● **Dataset entries**
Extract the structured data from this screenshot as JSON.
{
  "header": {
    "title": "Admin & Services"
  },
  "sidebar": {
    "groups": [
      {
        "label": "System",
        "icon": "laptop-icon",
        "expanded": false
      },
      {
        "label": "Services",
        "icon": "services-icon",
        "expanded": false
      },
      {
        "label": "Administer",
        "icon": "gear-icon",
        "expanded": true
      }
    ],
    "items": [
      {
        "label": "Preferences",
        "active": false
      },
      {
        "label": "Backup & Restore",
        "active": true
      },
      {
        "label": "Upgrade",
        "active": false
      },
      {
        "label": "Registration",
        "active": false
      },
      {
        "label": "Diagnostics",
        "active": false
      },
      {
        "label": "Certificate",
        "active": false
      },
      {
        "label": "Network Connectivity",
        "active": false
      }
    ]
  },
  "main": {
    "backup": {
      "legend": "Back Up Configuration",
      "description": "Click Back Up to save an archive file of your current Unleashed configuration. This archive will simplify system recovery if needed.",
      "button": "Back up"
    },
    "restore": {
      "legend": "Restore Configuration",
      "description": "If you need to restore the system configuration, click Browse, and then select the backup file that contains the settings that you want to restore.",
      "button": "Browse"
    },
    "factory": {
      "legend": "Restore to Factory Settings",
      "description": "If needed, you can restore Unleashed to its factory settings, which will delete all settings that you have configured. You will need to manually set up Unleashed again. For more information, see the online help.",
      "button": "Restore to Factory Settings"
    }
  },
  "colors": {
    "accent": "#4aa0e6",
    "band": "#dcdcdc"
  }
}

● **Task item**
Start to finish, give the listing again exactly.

● **Worked solution**
Extract the structured data from this screenshot as JSON.
{
  "header": {
    "title": "Admin & Services"
  },
  "sidebar": {
    "groups": [
      {
        "label": "System",
        "icon": "laptop-icon",
        "expanded": false
      },
      {
        "label": "Services",
        "icon": "services-icon",
        "expanded": false
      },
      {
        "label": "Administer",
        "icon": "gear-icon",
        "expanded": true
      }
    ],
    "items": [
      {
        "label": "Preferences",
        "active": false
      },
      {
        "label": "Backup & Restore",
        "active": true
      },
      {
        "label": "Upgrade",
        "active": false
      },
      {
        "label": "Registration",
        "active": false
      },
      {
        "label": "Diagnostics",
        "active": false
      },
      {
        "label": "Certificate",
        "active": false
      },
      {
        "label": "Network Connectivity",
        "active": false
      }
    ]
  },
  "main": {
    "backup": {
      "legend": "Back Up Configuration",
      "description": "Click Back Up to save an archive file of your current Unleashed configuration. This archive will simplify system recovery if needed.",
      "button": "Back up"
    },
    "restore": {
      "legend": "Restore Configuration",
      "description": "If you need to restore the system configuration, click Browse, and then select the backup file that contains the settings that you want to restore.",
      "button": "Browse"
    },
    "factory": {
      "legend": "Restore to Factory Settings",
      "description": "If needed, you can restore Unleashed to its factory settings, which will delete all settings that you have configured. You will need to manually set up Unleashed again. For more information, see the online help.",
      "button": "Restore to Factory Settings"
    }
  },
  "colors": {
    "accent": "#4aa0e6",
    "band": "#dcdcdc"
  }
}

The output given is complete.